* AIM OF THE TASK
Each line holding the string "channels" is to be copied from the data.

*** Opening DATA FOR THE TASK ***

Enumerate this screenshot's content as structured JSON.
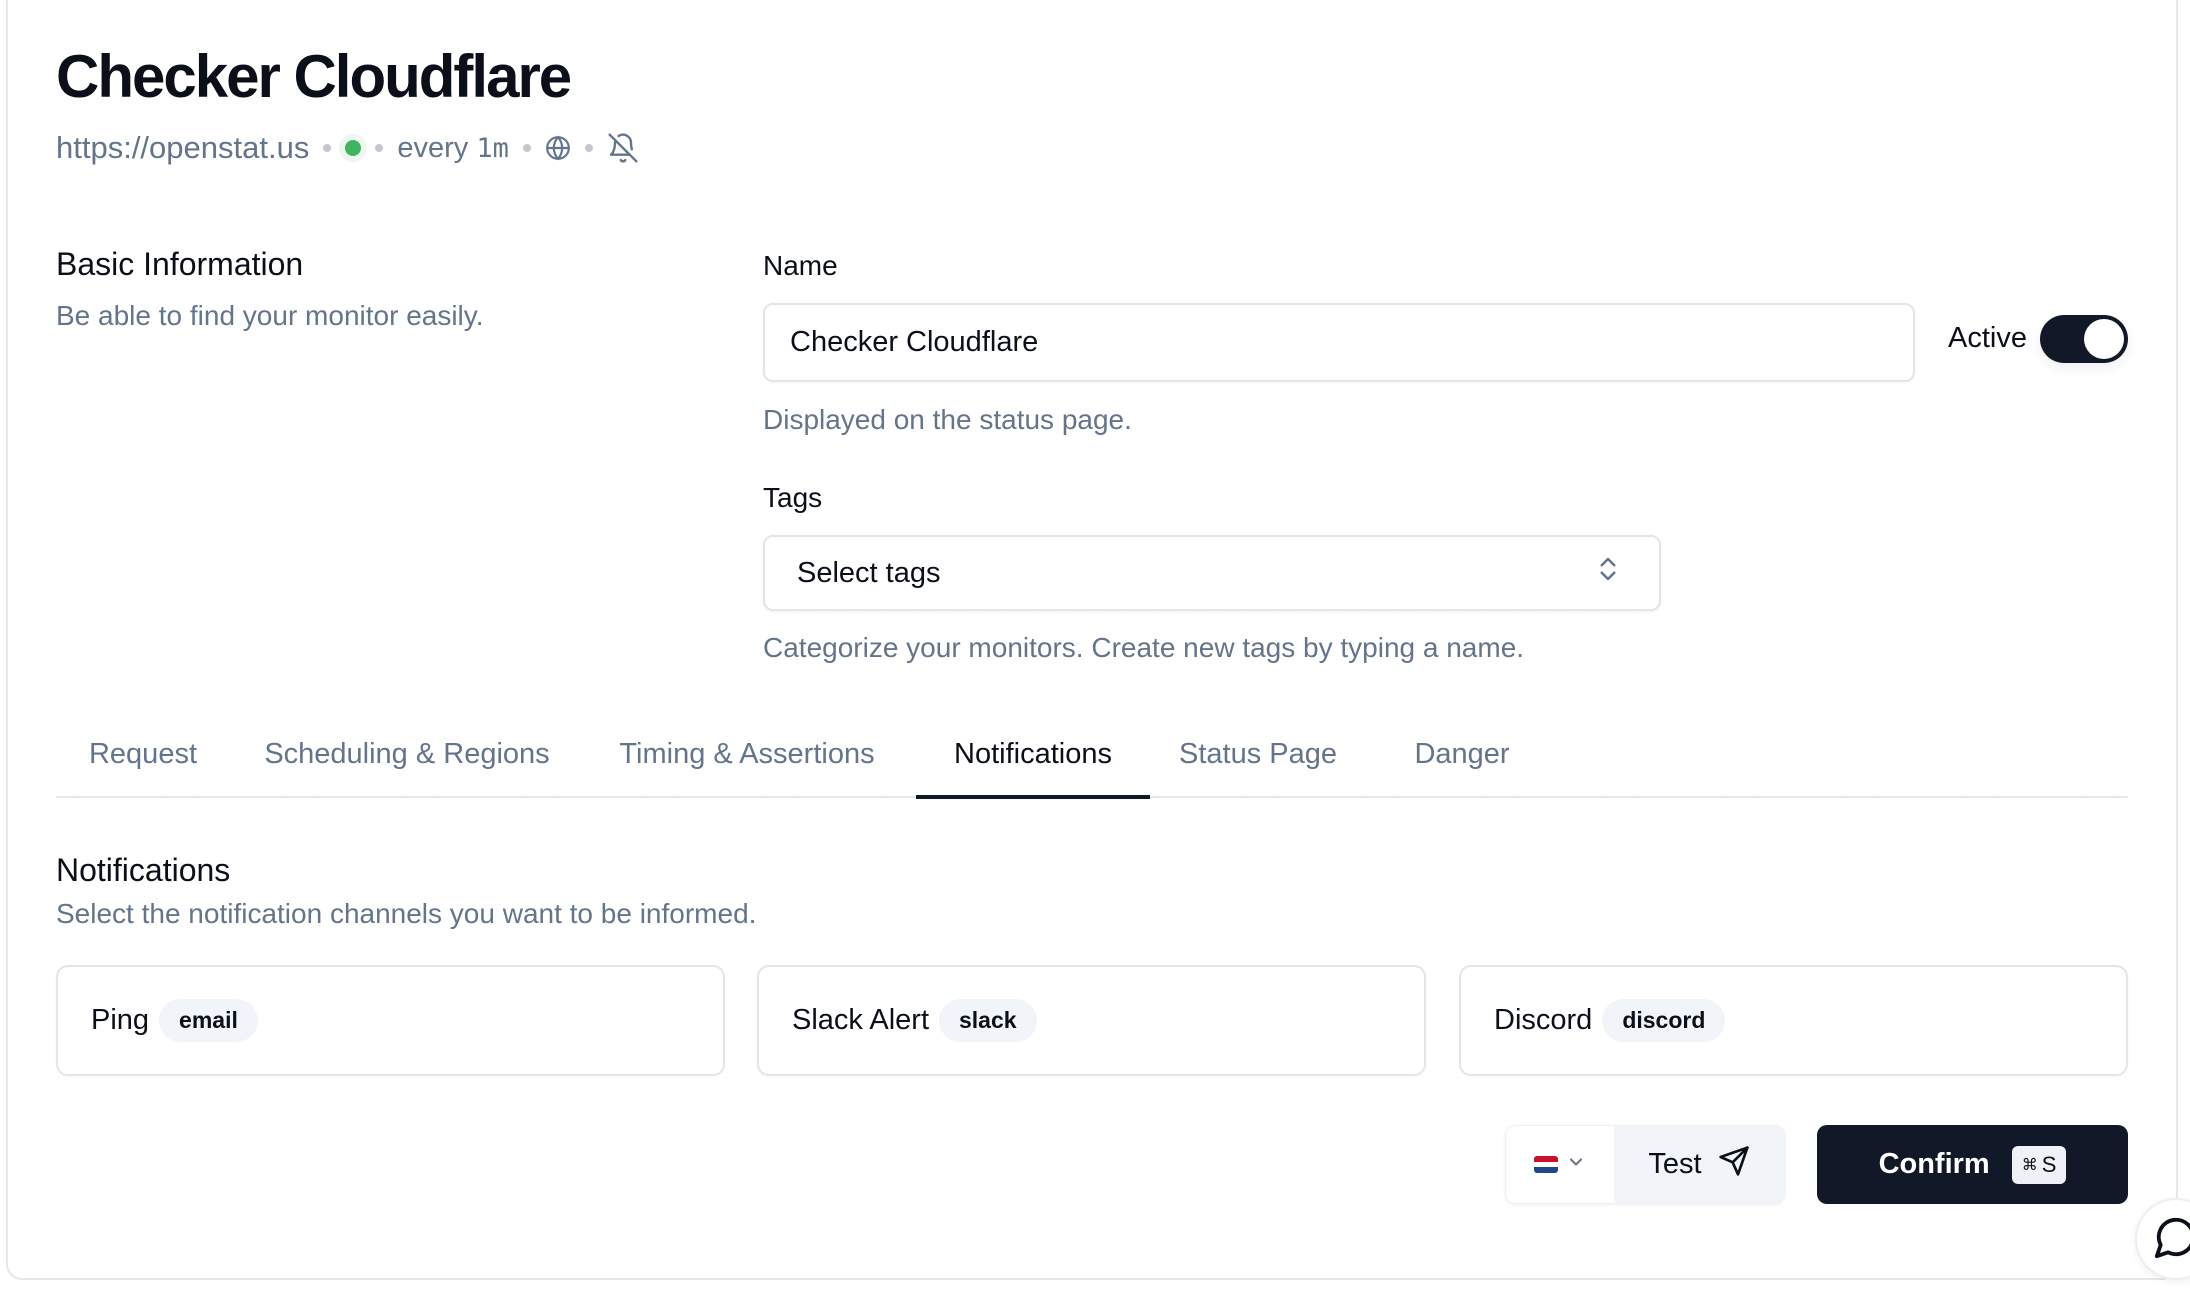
{
  "header": {
    "title": "Checker Cloudflare",
    "url": "https://openstat.us",
    "status": "up",
    "status_color": "#3fb561",
    "interval_prefix": "every",
    "interval_value": "1m",
    "icons": [
      "globe-icon",
      "bell-off-icon"
    ]
  },
  "basic_info": {
    "title": "Basic Information",
    "description": "Be able to find your monitor easily."
  },
  "name_field": {
    "label": "Name",
    "value": "Checker Cloudflare",
    "helper": "Displayed on the status page."
  },
  "active_toggle": {
    "label": "Active",
    "checked": true
  },
  "tags_field": {
    "label": "Tags",
    "placeholder": "Select tags",
    "helper": "Categorize your monitors. Create new tags by typing a name."
  },
  "tabs": [
    {
      "label": "Request",
      "active": false
    },
    {
      "label": "Scheduling & Regions",
      "active": false
    },
    {
      "label": "Timing & Assertions",
      "active": false
    },
    {
      "label": "Notifications",
      "active": true
    },
    {
      "label": "Status Page",
      "active": false
    },
    {
      "label": "Danger",
      "active": false
    }
  ],
  "notifications": {
    "title": "Notifications",
    "description": "Select the notification channels you want to be informed.",
    "channels": [
      {
        "name": "Ping",
        "type": "email"
      },
      {
        "name": "Slack Alert",
        "type": "slack"
      },
      {
        "name": "Discord",
        "type": "discord"
      }
    ]
  },
  "footer": {
    "region_flag": "Netherlands",
    "test_label": "Test",
    "confirm_label": "Confirm",
    "confirm_shortcut_symbol": "⌘",
    "confirm_shortcut_key": "S"
  },
  "colors": {
    "primary": "#111827",
    "muted_text": "#64748b",
    "badge_bg": "#f1f4f8"
  }
}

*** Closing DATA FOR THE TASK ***

* TASK RESPONSE
    "description": "Select the notification channels you want to be informed.",
    "channels": [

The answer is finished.